→ MATERIALS PROVIDED
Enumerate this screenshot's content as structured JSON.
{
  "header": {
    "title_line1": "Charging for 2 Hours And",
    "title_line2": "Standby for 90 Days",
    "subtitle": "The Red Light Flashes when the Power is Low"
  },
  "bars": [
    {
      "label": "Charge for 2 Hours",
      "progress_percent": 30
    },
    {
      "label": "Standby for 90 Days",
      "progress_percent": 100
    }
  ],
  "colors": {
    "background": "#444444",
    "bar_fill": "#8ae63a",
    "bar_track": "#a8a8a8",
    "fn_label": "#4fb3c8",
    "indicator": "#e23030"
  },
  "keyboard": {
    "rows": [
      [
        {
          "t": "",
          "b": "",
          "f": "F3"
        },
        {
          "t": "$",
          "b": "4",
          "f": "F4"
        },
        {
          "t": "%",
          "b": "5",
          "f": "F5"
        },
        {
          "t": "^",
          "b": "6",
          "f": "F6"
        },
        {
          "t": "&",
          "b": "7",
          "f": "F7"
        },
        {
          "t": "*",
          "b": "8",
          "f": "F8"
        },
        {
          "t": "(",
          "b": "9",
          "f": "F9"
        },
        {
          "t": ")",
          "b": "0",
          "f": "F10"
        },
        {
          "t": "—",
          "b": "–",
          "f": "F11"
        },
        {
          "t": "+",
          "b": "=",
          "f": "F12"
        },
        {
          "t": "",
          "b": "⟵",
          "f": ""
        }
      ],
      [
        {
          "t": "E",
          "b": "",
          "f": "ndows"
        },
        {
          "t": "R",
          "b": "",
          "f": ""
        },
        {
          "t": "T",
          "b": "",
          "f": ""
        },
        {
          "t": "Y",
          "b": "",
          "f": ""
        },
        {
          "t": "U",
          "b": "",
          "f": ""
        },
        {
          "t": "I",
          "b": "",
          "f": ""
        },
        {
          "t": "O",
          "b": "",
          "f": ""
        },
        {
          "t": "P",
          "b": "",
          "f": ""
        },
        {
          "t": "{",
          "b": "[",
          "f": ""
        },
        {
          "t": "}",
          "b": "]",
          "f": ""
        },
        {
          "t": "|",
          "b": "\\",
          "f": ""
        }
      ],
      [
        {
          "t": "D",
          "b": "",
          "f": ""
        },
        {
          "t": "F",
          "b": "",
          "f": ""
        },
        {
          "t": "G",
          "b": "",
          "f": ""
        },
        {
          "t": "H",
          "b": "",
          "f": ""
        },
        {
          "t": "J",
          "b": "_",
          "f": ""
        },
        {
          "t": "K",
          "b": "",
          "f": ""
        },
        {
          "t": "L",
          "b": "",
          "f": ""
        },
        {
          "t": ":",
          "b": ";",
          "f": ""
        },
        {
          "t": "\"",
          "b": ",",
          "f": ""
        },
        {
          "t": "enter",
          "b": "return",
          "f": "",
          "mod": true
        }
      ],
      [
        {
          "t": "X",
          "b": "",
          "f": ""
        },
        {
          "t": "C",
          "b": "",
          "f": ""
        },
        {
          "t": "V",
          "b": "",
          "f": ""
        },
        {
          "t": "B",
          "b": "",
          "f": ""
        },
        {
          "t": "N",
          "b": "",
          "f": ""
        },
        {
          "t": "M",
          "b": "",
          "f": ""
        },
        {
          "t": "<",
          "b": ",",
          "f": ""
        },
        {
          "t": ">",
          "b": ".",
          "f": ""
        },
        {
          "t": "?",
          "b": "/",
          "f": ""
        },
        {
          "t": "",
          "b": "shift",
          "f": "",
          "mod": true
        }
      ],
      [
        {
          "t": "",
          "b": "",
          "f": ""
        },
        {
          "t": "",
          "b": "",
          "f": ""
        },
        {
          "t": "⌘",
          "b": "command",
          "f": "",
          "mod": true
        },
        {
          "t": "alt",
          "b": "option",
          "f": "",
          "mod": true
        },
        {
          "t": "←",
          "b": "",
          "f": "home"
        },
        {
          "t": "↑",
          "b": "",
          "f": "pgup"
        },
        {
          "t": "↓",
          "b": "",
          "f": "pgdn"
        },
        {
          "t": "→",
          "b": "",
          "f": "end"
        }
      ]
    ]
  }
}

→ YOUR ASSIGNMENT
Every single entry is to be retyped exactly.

→ ANSWER TO THE PROBLEM
Enumerate this screenshot's content as structured JSON.
{
  "header": {
    "title_line1": "Charging for 2 Hours And",
    "title_line2": "Standby for 90 Days",
    "subtitle": "The Red Light Flashes when the Power is Low"
  },
  "bars": [
    {
      "label": "Charge for 2 Hours",
      "progress_percent": 30
    },
    {
      "label": "Standby for 90 Days",
      "progress_percent": 100
    }
  ],
  "colors": {
    "background": "#444444",
    "bar_fill": "#8ae63a",
    "bar_track": "#a8a8a8",
    "fn_label": "#4fb3c8",
    "indicator": "#e23030"
  },
  "keyboard": {
    "rows": [
      [
        {
          "t": "",
          "b": "",
          "f": "F3"
        },
        {
          "t": "$",
          "b": "4",
          "f": "F4"
        },
        {
          "t": "%",
          "b": "5",
          "f": "F5"
        },
        {
          "t": "^",
          "b": "6",
          "f": "F6"
        },
        {
          "t": "&",
          "b": "7",
          "f": "F7"
        },
        {
          "t": "*",
          "b": "8",
          "f": "F8"
        },
        {
          "t": "(",
          "b": "9",
          "f": "F9"
        },
        {
          "t": ")",
          "b": "0",
          "f": "F10"
        },
        {
          "t": "—",
          "b": "–",
          "f": "F11"
        },
        {
          "t": "+",
          "b": "=",
          "f": "F12"
        },
        {
          "t": "",
          "b": "⟵",
          "f": ""
        }
      ],
      [
        {
          "t": "E",
          "b": "",
          "f": "ndows"
        },
        {
          "t": "R",
          "b": "",
          "f": ""
        },
        {
          "t": "T",
          "b": "",
          "f": ""
        },
        {
          "t": "Y",
          "b": "",
          "f": ""
        },
        {
          "t": "U",
          "b": "",
          "f": ""
        },
        {
          "t": "I",
          "b": "",
          "f": ""
        },
        {
          "t": "O",
          "b": "",
          "f": ""
        },
        {
          "t": "P",
          "b": "",
          "f": ""
        },
        {
          "t": "{",
          "b": "[",
          "f": ""
        },
        {
          "t": "}",
          "b": "]",
          "f": ""
        },
        {
          "t": "|",
          "b": "\\",
          "f": ""
        }
      ],
      [
        {
          "t": "D",
          "b": "",
          "f": ""
        },
        {
          "t": "F",
          "b": "",
          "f": ""
        },
        {
          "t": "G",
          "b": "",
          "f": ""
        },
        {
          "t": "H",
          "b": "",
          "f": ""
        },
        {
          "t": "J",
          "b": "_",
          "f": ""
        },
        {
          "t": "K",
          "b": "",
          "f": ""
        },
        {
          "t": "L",
          "b": "",
          "f": ""
        },
        {
          "t": ":",
          "b": ";",
          "f": ""
        },
        {
          "t": "\"",
          "b": ",",
          "f": ""
        },
        {
          "t": "enter",
          "b": "return",
          "f": "",
          "mod": true
        }
      ],
      [
        {
          "t": "X",
          "b": "",
          "f": ""
        },
        {
          "t": "C",
          "b": "",
          "f": ""
        },
        {
          "t": "V",
          "b": "",
          "f": ""
        },
        {
          "t": "B",
          "b": "",
          "f": ""
        },
        {
          "t": "N",
          "b": "",
          "f": ""
        },
        {
          "t": "M",
          "b": "",
          "f": ""
        },
        {
          "t": "<",
          "b": ",",
          "f": ""
        },
        {
          "t": ">",
          "b": ".",
          "f": ""
        },
        {
          "t": "?",
          "b": "/",
          "f": ""
        },
        {
          "t": "",
          "b": "shift",
          "f": "",
          "mod": true
        }
      ],
      [
        {
          "t": "",
          "b": "",
          "f": ""
        },
        {
          "t": "",
          "b": "",
          "f": ""
        },
        {
          "t": "⌘",
          "b": "command",
          "f": "",
          "mod": true
        },
        {
          "t": "alt",
          "b": "option",
          "f": "",
          "mod": true
        },
        {
          "t": "←",
          "b": "",
          "f": "home"
        },
        {
          "t": "↑",
          "b": "",
          "f": "pgup"
        },
        {
          "t": "↓",
          "b": "",
          "f": "pgdn"
        },
        {
          "t": "→",
          "b": "",
          "f": "end"
        }
      ]
    ]
  }
}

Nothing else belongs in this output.